By default, this searches for any categories containing your search term: eg, Tudor will also find Tudors, Tudor History, etc. Check the 'exact' box to restrict searching to categories exactly matching your search. All searches are case-insensitive.

This is a search for tags/categories assigned to blog posts by their authors. The terminology used for post tags varies across different blog platforms, but WordPress tags and categories, Blogspot labels, and Tumblr tags are all included.

This search feature has a number of purposes:

1. to give site users improved access to the content EMC has been aggregating since August 2012, so they can look for bloggers posting on topics they're interested in, explore what's happening in the early modern blogosphere, and so on.

2. to facilitate and encourage the proactive use of post categories/tags by groups of bloggers with shared interests. All searches can be bookmarked for reference, making it possible to create useful resources of blogging about specific news, topics, conferences, etc, in a similar fashion to Twitter hashtags. Bloggers could agree on a shared tag for posts, or an event organiser could announce one in advance, as is often done with Twitter hashtags.
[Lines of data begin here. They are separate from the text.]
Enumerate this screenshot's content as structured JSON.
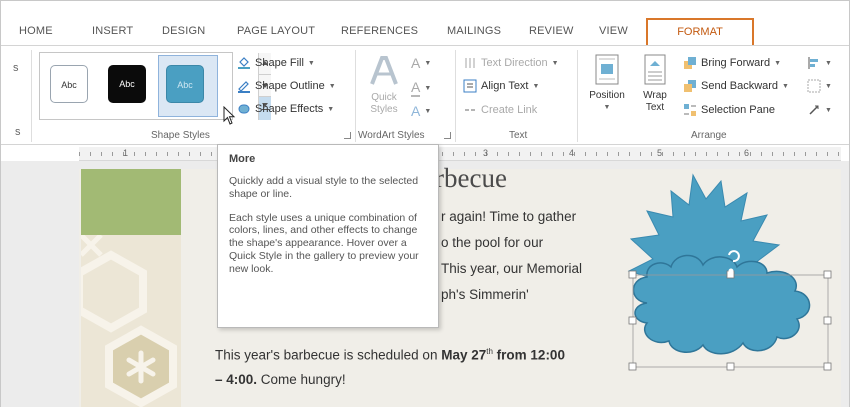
{
  "tabs": [
    "HOME",
    "INSERT",
    "DESIGN",
    "PAGE LAYOUT",
    "REFERENCES",
    "MAILINGS",
    "REVIEW",
    "VIEW"
  ],
  "active_tab": "FORMAT",
  "ribbon": {
    "shape_styles": {
      "swatches": [
        "Abc",
        "Abc",
        "Abc"
      ],
      "shape_fill": "Shape Fill",
      "shape_outline": "Shape Outline",
      "shape_effects": "Shape Effects",
      "label": "Shape Styles"
    },
    "wordart": {
      "quick_styles_line1": "Quick",
      "quick_styles_line2": "Styles",
      "label": "WordArt Styles"
    },
    "text_group": {
      "text_direction": "Text Direction",
      "align_text": "Align Text",
      "create_link": "Create Link",
      "label": "Text"
    },
    "arrange": {
      "position": "Position",
      "wrap_line1": "Wrap",
      "wrap_line2": "Text",
      "bring_forward": "Bring Forward",
      "send_backward": "Send Backward",
      "selection_pane": "Selection Pane",
      "label": "Arrange"
    },
    "left_stub": "s"
  },
  "ruler_numbers": [
    "1",
    "3",
    "4",
    "5",
    "6"
  ],
  "tooltip": {
    "title": "More",
    "para1": "Quickly add a visual style to the selected shape or line.",
    "para2": "Each style uses a unique combination of colors, lines, and other effects to change the shape's appearance. Hover over a Quick Style in the gallery to preview your new look."
  },
  "document": {
    "title_fragment": "rbecue",
    "lines": [
      "r again! Time to gather",
      "o the pool for our",
      "This year, our Memorial",
      "ph's Simmerin'"
    ],
    "schedule_prefix": "This year's barbecue is scheduled on ",
    "schedule_bold": "May 27",
    "schedule_sup": "th",
    "schedule_bold2": " from 12:00",
    "schedule_line2_bold": "– 4:00.",
    "schedule_line2_rest": " Come hungry!"
  },
  "colors": {
    "format_tab_border": "#d9772a",
    "shape_fill": "#4a9fc2",
    "green_block": "#a2ba74"
  }
}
Caveats and Work in Progress

This does not search post content, and it will not find any informal keywords/hashtags within the body of posts.

If EMC doesn't find any <category> tags for a post in the RSS feed it is classified as uncategorized. These and any <category> 'uncategorized' from the feed are omitted from search results. (It should always be borne in mind that some bloggers never use any kind of category or tag at all.)

This will not be a 'real time' search, although EMC updates content every few hours so it's never very far behind events.

The search is at present quite basic and limited. I plan to add a number of more sophisticated features in the future including the ability to filter by blog tags and by dates. I may also introduce RSS feeds for search queries at some point.

Constructing Search Query URLs

If you'd like to use an event tag, it's possible to work out in advance what the URL will be, without needing to visit EMC and run the search manually (though you might be advised to check it works!). But you'll need to use URL encoding as appropriate for any spaces or punctuation in the tag (so it might be a good idea to avoid them).

This is the basic structure:

http://emc.historycarnival.org/searchcat?s={search term or phrase}

For example, the URL for a simple search for categories containing London:

http://emc.historycarnival.org/searchcat?s=london

The URL for a search for the exact category Gunpowder Plot:

http://emc.historycarnival.org/searchcat?s=Gunpowder%20Plot&exact=on

In this more complex URL, %20 is the URL encoding for a space between words and &exact=on adds the exact category requirement.

I'll do my best to ensure that the basic URL construction (searchcat?s=...) is stable and persistent as long as the site is around.